§ Task prompt: Please retype the data that follows, starting at the line containing "Extract the structured" and stopping after the last line.

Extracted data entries
^^^^^^^^
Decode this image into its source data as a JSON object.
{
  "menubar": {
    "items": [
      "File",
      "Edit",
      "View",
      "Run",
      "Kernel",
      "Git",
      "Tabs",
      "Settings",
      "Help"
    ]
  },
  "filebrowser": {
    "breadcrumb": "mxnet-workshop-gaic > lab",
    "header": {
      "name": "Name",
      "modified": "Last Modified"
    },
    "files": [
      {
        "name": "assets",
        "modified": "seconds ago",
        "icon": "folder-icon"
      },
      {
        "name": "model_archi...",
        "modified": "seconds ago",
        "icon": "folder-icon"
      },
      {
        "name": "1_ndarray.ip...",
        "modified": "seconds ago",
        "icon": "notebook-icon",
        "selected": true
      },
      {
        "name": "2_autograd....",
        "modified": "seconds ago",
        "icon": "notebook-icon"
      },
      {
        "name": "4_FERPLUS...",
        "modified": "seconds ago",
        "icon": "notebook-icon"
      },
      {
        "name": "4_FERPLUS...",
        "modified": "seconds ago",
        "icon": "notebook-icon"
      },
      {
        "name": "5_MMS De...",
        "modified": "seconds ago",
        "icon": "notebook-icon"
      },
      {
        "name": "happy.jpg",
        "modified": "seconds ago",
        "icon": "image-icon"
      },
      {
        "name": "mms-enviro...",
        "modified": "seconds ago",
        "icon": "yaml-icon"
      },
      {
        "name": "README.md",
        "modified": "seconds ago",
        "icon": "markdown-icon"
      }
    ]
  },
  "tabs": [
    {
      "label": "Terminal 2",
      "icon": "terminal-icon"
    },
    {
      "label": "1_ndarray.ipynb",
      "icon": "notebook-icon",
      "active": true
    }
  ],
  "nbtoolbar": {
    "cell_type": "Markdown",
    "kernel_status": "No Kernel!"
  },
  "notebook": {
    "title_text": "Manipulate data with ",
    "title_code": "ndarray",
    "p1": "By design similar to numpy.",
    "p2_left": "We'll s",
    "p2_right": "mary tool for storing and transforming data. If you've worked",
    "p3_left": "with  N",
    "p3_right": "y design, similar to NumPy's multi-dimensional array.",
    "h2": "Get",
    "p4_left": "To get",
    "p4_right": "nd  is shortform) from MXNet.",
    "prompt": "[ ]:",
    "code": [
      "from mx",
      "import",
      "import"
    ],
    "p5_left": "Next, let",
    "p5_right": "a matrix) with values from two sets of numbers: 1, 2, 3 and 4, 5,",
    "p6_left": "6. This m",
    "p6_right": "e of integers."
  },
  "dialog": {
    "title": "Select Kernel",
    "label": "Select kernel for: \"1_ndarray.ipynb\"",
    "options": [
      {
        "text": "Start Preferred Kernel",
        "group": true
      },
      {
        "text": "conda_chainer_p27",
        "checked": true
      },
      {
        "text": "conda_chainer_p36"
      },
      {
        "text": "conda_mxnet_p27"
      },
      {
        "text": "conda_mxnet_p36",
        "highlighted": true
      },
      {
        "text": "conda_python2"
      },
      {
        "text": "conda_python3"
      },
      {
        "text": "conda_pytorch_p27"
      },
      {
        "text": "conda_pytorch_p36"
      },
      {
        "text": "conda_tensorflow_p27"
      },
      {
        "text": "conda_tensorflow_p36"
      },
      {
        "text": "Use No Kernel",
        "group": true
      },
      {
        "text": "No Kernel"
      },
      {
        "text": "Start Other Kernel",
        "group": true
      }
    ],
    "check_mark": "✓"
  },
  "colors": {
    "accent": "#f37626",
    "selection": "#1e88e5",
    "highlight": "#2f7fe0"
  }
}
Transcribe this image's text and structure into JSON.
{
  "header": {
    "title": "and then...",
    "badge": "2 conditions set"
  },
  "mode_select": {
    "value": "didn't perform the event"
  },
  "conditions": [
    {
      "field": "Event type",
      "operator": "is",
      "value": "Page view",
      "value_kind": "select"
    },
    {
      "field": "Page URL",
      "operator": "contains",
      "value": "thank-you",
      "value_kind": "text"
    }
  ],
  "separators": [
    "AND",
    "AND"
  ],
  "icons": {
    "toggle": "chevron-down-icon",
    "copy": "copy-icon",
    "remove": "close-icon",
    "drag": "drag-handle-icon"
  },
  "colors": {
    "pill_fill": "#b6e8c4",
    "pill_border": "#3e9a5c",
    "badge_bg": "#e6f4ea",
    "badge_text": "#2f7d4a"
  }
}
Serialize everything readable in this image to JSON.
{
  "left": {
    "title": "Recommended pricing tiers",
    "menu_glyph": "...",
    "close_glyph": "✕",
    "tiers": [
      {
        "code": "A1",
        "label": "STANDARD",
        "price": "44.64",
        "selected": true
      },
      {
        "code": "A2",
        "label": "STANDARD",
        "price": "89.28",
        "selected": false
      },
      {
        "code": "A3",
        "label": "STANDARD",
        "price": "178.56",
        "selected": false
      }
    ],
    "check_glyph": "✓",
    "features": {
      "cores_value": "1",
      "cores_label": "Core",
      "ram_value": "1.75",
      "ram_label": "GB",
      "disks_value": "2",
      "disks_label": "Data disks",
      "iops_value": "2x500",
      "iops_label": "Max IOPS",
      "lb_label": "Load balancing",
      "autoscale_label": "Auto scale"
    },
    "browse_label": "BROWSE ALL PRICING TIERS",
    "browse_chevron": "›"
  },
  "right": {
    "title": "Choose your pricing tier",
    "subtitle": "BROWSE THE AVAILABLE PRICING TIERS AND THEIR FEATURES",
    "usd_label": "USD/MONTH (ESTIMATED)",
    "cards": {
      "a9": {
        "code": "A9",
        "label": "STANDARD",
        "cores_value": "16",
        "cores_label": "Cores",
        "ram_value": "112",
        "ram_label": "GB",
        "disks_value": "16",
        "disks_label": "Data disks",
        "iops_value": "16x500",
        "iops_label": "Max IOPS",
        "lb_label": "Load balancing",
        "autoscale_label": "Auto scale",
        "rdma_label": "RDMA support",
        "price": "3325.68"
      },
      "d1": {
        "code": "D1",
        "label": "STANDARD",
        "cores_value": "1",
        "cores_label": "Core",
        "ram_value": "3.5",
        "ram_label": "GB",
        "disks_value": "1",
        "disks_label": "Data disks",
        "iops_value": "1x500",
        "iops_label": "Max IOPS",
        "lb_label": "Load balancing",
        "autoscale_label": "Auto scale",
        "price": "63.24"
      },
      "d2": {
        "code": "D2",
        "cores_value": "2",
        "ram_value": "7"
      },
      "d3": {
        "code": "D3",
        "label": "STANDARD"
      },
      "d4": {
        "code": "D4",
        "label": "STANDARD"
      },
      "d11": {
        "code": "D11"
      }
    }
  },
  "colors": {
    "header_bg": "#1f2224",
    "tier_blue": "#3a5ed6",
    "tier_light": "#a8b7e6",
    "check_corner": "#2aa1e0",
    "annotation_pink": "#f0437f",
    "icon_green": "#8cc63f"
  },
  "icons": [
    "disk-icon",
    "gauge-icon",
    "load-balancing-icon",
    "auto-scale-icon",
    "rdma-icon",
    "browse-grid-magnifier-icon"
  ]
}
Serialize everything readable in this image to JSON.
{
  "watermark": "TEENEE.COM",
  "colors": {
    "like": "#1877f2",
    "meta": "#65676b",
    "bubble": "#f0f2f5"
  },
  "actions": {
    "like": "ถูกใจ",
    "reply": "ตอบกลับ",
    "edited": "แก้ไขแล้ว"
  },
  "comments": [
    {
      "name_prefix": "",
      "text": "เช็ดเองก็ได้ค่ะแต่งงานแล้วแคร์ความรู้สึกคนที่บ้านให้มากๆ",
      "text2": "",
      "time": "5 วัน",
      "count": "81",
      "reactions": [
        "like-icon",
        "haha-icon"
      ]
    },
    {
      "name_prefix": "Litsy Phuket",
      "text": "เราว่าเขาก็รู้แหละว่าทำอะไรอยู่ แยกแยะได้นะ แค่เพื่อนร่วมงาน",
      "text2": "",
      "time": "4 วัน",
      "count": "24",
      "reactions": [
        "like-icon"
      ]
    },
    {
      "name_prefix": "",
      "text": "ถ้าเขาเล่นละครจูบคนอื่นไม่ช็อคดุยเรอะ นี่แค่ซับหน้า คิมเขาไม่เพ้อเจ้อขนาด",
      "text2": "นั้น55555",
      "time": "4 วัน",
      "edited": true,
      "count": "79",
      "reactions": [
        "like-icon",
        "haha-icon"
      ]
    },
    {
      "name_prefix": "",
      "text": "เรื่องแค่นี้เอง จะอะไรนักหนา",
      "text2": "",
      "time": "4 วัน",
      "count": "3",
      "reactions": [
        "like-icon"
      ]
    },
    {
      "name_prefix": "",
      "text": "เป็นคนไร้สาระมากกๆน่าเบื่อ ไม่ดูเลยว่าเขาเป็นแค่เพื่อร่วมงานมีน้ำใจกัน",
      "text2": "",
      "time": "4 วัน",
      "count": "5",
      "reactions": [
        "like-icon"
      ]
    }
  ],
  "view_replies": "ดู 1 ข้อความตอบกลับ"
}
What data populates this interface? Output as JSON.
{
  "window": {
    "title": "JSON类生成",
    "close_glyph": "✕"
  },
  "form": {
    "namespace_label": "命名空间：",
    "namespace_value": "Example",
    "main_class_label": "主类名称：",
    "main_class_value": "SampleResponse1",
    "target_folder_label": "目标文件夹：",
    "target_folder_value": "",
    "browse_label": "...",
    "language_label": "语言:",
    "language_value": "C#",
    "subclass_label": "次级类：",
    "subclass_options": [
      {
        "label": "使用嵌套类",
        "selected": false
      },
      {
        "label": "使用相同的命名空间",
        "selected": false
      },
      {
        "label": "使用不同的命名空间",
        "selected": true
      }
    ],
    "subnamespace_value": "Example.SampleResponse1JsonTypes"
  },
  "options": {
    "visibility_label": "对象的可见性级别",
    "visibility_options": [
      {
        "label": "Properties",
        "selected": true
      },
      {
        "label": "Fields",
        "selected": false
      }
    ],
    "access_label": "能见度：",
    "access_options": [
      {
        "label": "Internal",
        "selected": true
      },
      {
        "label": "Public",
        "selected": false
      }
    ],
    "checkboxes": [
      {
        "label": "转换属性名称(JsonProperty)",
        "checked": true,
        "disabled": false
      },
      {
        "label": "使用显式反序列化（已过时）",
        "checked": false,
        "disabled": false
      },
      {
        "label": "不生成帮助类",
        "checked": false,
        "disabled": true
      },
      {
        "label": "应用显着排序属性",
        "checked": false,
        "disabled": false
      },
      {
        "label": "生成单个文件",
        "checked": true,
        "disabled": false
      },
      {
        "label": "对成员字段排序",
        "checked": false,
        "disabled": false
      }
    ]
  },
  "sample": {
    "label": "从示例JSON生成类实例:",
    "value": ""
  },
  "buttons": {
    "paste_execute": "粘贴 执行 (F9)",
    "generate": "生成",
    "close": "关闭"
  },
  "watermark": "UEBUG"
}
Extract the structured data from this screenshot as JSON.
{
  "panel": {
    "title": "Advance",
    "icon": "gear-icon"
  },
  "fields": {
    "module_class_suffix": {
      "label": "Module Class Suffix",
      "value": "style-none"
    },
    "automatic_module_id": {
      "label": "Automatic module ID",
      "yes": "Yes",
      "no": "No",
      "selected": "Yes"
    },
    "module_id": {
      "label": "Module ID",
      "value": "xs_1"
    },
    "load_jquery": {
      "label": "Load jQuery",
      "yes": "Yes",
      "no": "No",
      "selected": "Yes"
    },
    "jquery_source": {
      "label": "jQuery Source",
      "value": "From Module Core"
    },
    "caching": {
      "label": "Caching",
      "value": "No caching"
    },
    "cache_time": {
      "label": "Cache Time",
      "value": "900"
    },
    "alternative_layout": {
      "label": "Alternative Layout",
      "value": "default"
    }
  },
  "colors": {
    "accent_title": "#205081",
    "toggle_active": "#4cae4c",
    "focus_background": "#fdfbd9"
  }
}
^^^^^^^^
§ Exercise result:
Extract the structured data from this screenshot as JSON.
{
  "panel": {
    "title": "Advance",
    "icon": "gear-icon"
  },
  "fields": {
    "module_class_suffix": {
      "label": "Module Class Suffix",
      "value": "style-none"
    },
    "automatic_module_id": {
      "label": "Automatic module ID",
      "yes": "Yes",
      "no": "No",
      "selected": "Yes"
    },
    "module_id": {
      "label": "Module ID",
      "value": "xs_1"
    },
    "load_jquery": {
      "label": "Load jQuery",
      "yes": "Yes",
      "no": "No",
      "selected": "Yes"
    },
    "jquery_source": {
      "label": "jQuery Source",
      "value": "From Module Core"
    },
    "caching": {
      "label": "Caching",
      "value": "No caching"
    },
    "cache_time": {
      "label": "Cache Time",
      "value": "900"
    },
    "alternative_layout": {
      "label": "Alternative Layout",
      "value": "default"
    }
  },
  "colors": {
    "accent_title": "#205081",
    "toggle_active": "#4cae4c",
    "focus_background": "#fdfbd9"
  }
}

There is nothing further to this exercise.